PAX East 2015 Overwatch Hands-On Preview
Our New York City Hearthstone Fireside co-organizer, Mithalas, came along with us to PAX East 2015 to play Overwatch. Mithalas is pretty good with FPS video games, and after I saw him obliterate an enemy team, I asked him to write up something about his Overwatch hands-on gameplay experience:
Mithalas: The annual PAX East convention occurred last weekend, and Blizzard’s main booth in the expo hall featured Overwatch (and only Overwatch). I was lucky enough to get to play it twice – on Friday and Sunday – and had a lot of fun during my brief time with the game.
Overwatch is still in internal alpha, but you wouldn’t know from seeing it. The graphics are bright and crisp, with a unique art style that blends the cartoonishness of Warcraft with a decidedly real-world, non-fantasy setting. It’s a departure for Blizzard, but looks fantastic. The game runs extremely well for an alpha test; while playing I didn’t notice any lag or frame rate issues.
The heart of the game is in its easy-to-pick-up controls and varied roster of personality-heavy playable characters and environments. Overwatch definitely feels like an attempt to follow in the footsteps of Hearthstone and Heroes of the Storm, as an easy to learn but difficult to master entry point into a typically uninviting genre. As such, each hero has a standard gun controlled with the mouse, two special abilities controlled with the Q and E keys, and an ultimate ability controlled with F. The controls are quite simple and will not pose much of a hurdle for anyone with a modicum of PC gaming experience.
The heroes all have their own unique identity, and each is full of charisma. It’s clear that a lot of love has already gone into fleshing them out, rather than making them primarily vehicles for gameplay. Unfortunately, with the limited play time available, I was only able to try out two of them.
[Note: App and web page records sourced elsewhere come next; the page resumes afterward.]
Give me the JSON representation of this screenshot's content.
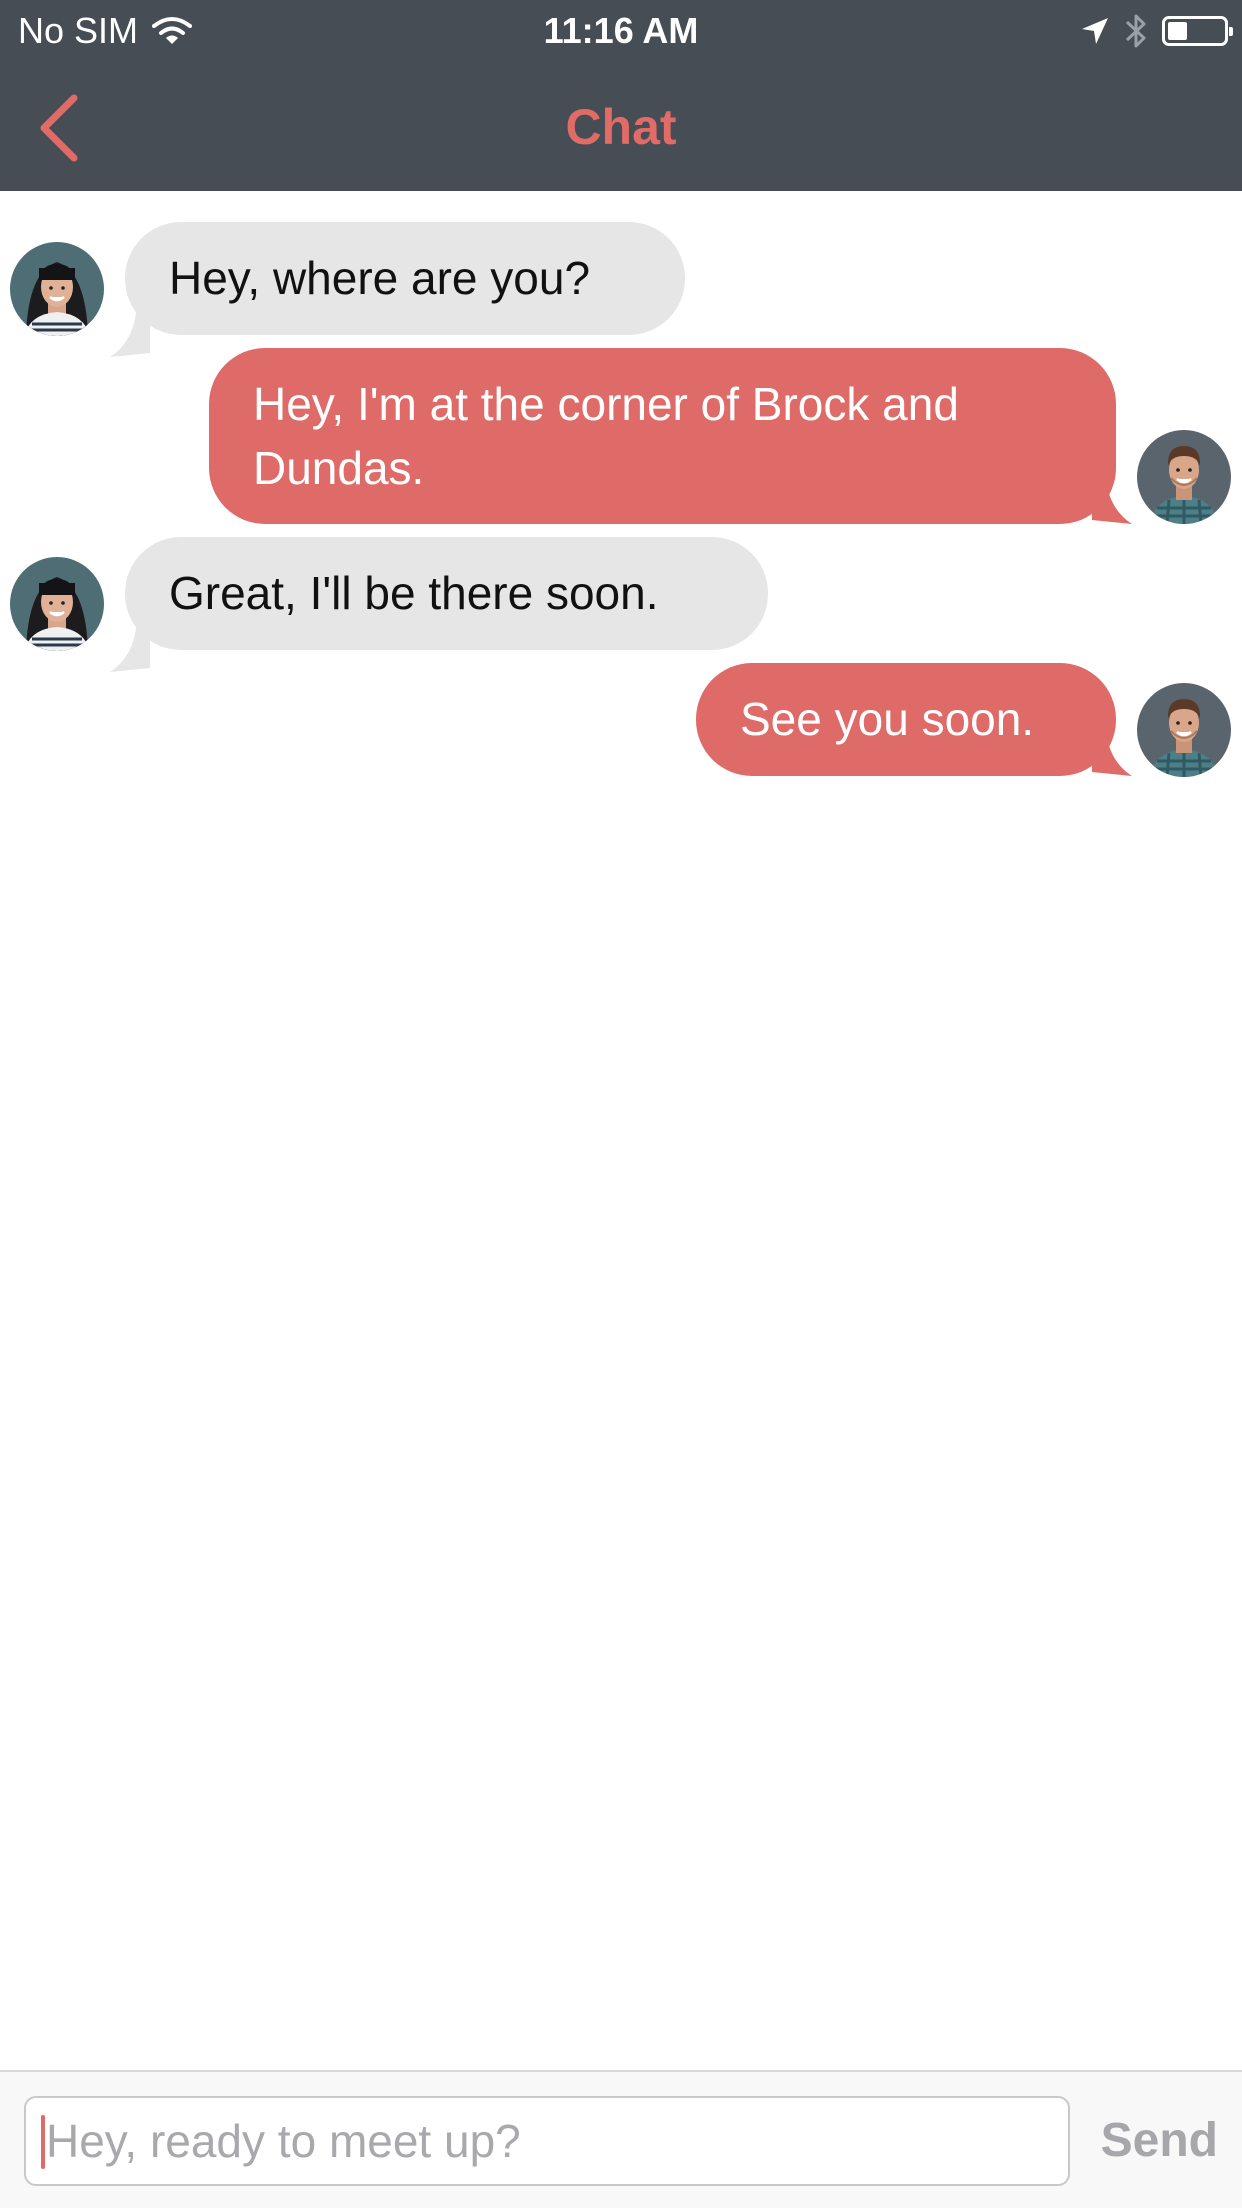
{
  "status_bar": {
    "carrier": "No SIM",
    "time": "11:16 AM",
    "battery_level": 0.35,
    "icons": [
      "wifi-icon",
      "location-arrow-icon",
      "bluetooth-icon",
      "battery-icon"
    ]
  },
  "nav": {
    "title": "Chat",
    "back_icon": "chevron-left-icon"
  },
  "messages": [
    {
      "sender": "other",
      "text": "Hey, where are you?"
    },
    {
      "sender": "me",
      "text": "Hey, I'm at the corner of Brock and Dundas."
    },
    {
      "sender": "other",
      "text": "Great, I'll be there soon."
    },
    {
      "sender": "me",
      "text": "See you soon."
    }
  ],
  "composer": {
    "placeholder": "Hey, ready to meet up?",
    "value": "",
    "send_label": "Send"
  },
  "colors": {
    "nav_background": "#474d55",
    "accent": "#df6b69",
    "incoming_bubble": "#e6e6e6",
    "send_disabled": "#a7a7ab"
  }
}
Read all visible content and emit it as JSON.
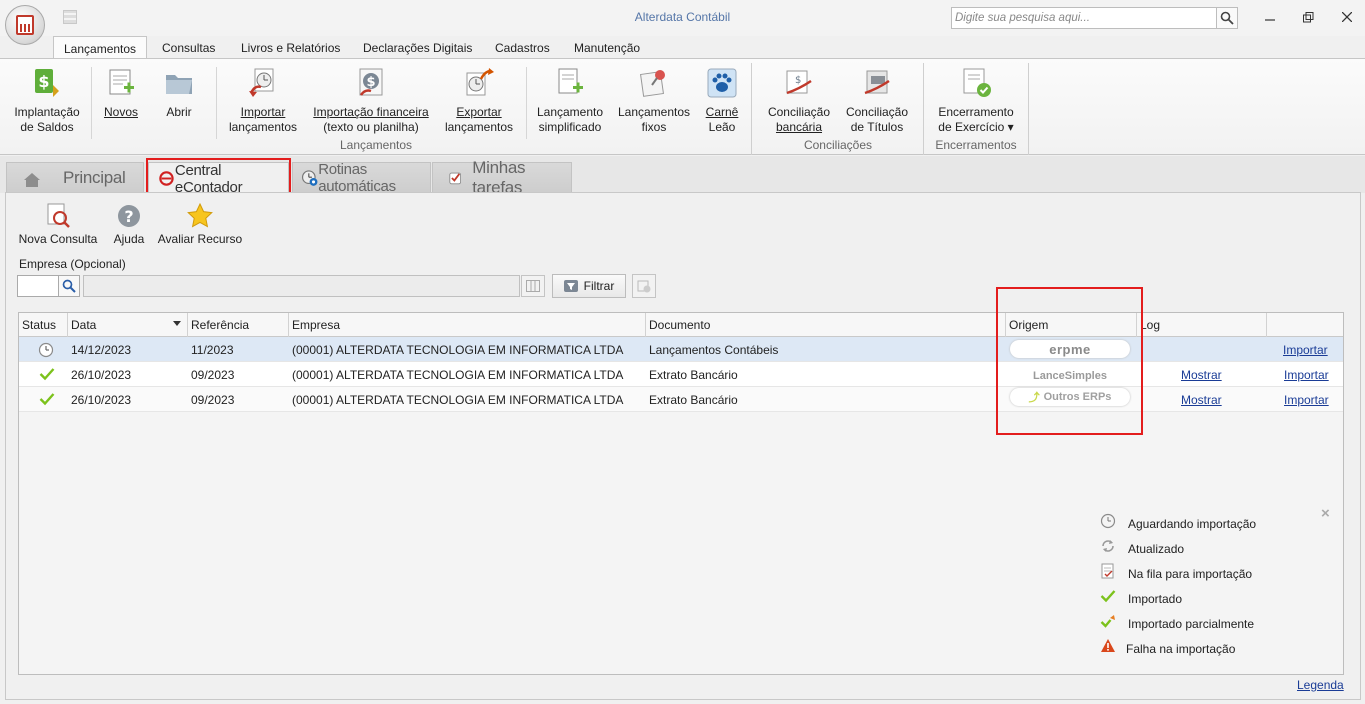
{
  "window": {
    "title": "Alterdata Contábil",
    "search_placeholder": "Digite sua pesquisa aqui..."
  },
  "ribbon_tabs": [
    "Lançamentos",
    "Consultas",
    "Livros e Relatórios",
    "Declarações Digitais",
    "Cadastros",
    "Manutenção"
  ],
  "ribbon": {
    "buttons": [
      {
        "line1": "Implantação",
        "line2": "de Saldos"
      },
      {
        "line1": "Novos",
        "line2": ""
      },
      {
        "line1": "Abrir",
        "line2": ""
      },
      {
        "line1": "Importar",
        "line2": "lançamentos"
      },
      {
        "line1": "Importação financeira",
        "line2": "(texto ou planilha)"
      },
      {
        "line1": "Exportar",
        "line2": "lançamentos"
      },
      {
        "line1": "Lançamento",
        "line2": "simplificado"
      },
      {
        "line1": "Lançamentos",
        "line2": "fixos"
      },
      {
        "line1": "Carnê",
        "line2": "Leão"
      },
      {
        "line1": "Conciliação",
        "line2": "bancária"
      },
      {
        "line1": "Conciliação",
        "line2": "de Títulos"
      },
      {
        "line1": "Encerramento",
        "line2": "de Exercício ▾"
      }
    ],
    "groups": [
      "Lançamentos",
      "Conciliações",
      "Encerramentos"
    ]
  },
  "doc_tabs": [
    "Principal",
    "Central eContador",
    "Rotinas automáticas",
    "Minhas tarefas"
  ],
  "toolbar": {
    "nova_consulta": "Nova Consulta",
    "ajuda": "Ajuda",
    "avaliar": "Avaliar Recurso"
  },
  "filter": {
    "empresa_label": "Empresa (Opcional)",
    "filtrar": "Filtrar"
  },
  "grid": {
    "columns": [
      "Status",
      "Data",
      "Referência",
      "Empresa",
      "Documento",
      "Origem",
      "Log"
    ],
    "rows": [
      {
        "status": "aguardando",
        "data": "14/12/2023",
        "referencia": "11/2023",
        "empresa": "(00001) ALTERDATA TECNOLOGIA EM INFORMATICA LTDA",
        "documento": "Lançamentos Contábeis",
        "origem": "erpme",
        "log": "",
        "acao": "Importar"
      },
      {
        "status": "importado",
        "data": "26/10/2023",
        "referencia": "09/2023",
        "empresa": "(00001) ALTERDATA TECNOLOGIA EM INFORMATICA LTDA",
        "documento": "Extrato Bancário",
        "origem": "LanceSimples",
        "log": "Mostrar",
        "acao": "Importar"
      },
      {
        "status": "importado",
        "data": "26/10/2023",
        "referencia": "09/2023",
        "empresa": "(00001) ALTERDATA TECNOLOGIA EM INFORMATICA LTDA",
        "documento": "Extrato Bancário",
        "origem": "Outros ERPs",
        "log": "Mostrar",
        "acao": "Importar"
      }
    ]
  },
  "origem_logos": {
    "erpme": "erpme",
    "lance": "LanceSimples",
    "outros": "Outros ERPs"
  },
  "legend": {
    "items": [
      {
        "icon": "clock-icon",
        "label": "Aguardando importação"
      },
      {
        "icon": "refresh-icon",
        "label": "Atualizado"
      },
      {
        "icon": "queue-icon",
        "label": "Na fila para importação"
      },
      {
        "icon": "check-icon",
        "label": "Importado"
      },
      {
        "icon": "partial-check-icon",
        "label": "Importado parcialmente"
      },
      {
        "icon": "warning-icon",
        "label": "Falha na importação"
      }
    ],
    "link": "Legenda"
  },
  "colors": {
    "highlight_red": "#e31d1d",
    "link_blue": "#1a3c96",
    "check_green": "#7cc21c",
    "selected_row": "#dde8f5"
  }
}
Tracer is somewhat of the mascot character for Overwatch, so she was a natural first choice. She’s the game’s scout character: very quick and evasive, with a small health pool. She has a pair of quick-firing pistols, and can teleport forward a short distance and reverse time for herself. She’s a fun character, but due to her kit, I had a tough time playing as her for my first game. It’s difficult to have much success with such an agile character when the environment layouts are unfamiliar, and her special abilities – in particular the time reversal – lend themselves toward a high skill cap in general. I wouldn’t recommend her as a first choice for trying out the game, so it’s a bit curious that she was chosen to be the game’s flag-bearer.
Since I was unceremoniously stomped as Tracer, I was slightly more careful about my second hero choice. Plus, with 48 hours between my encounters with the game, I had plenty of time to do some research. While waiting in other lines throughout PAX, I spoke with several people who had done well enough in their Overwatch matches to earn a coveted gold pin – only given to the one player out of twelve who was awarded that match’s “play of the game.” Interestingly, everyone I spoke with used the character Bastion to accomplish the feat. Thus, my second choice was made.
Bastion is a robot powerhouse with a submachine gun, who can transform himself into a stationary gatling gun at will. His range, combined with his ability to shield and repair himself, makes him much easier to start with for new players. Additionally, the overwhelming hail of bullets he’s able to unleash often results in instant kill-streaks, an important factor in the “play of the game” award. As Bastion, I had a ton of fun simply mowing over the other team for the majority of the game. In the end, I earned a shiny gold pin for myself, cementing my place in the hall of Bastion players who took full advantage of an easy to play and potentially overpowered hero in a brand new game.
While I was only able to play as two characters this past weekend, I’m looking forward to trying them all – especially Pharah and her jet pack – when the game enters beta this fall. If the game’s current development progress tells us anything, it’s that Blizzard is having no trouble entering the unfamiliar territory of first-person shooters, as reluctant as it has been to do so in the past. With such a fun and polished alpha underway, the future of Overwatch looks bright indeed.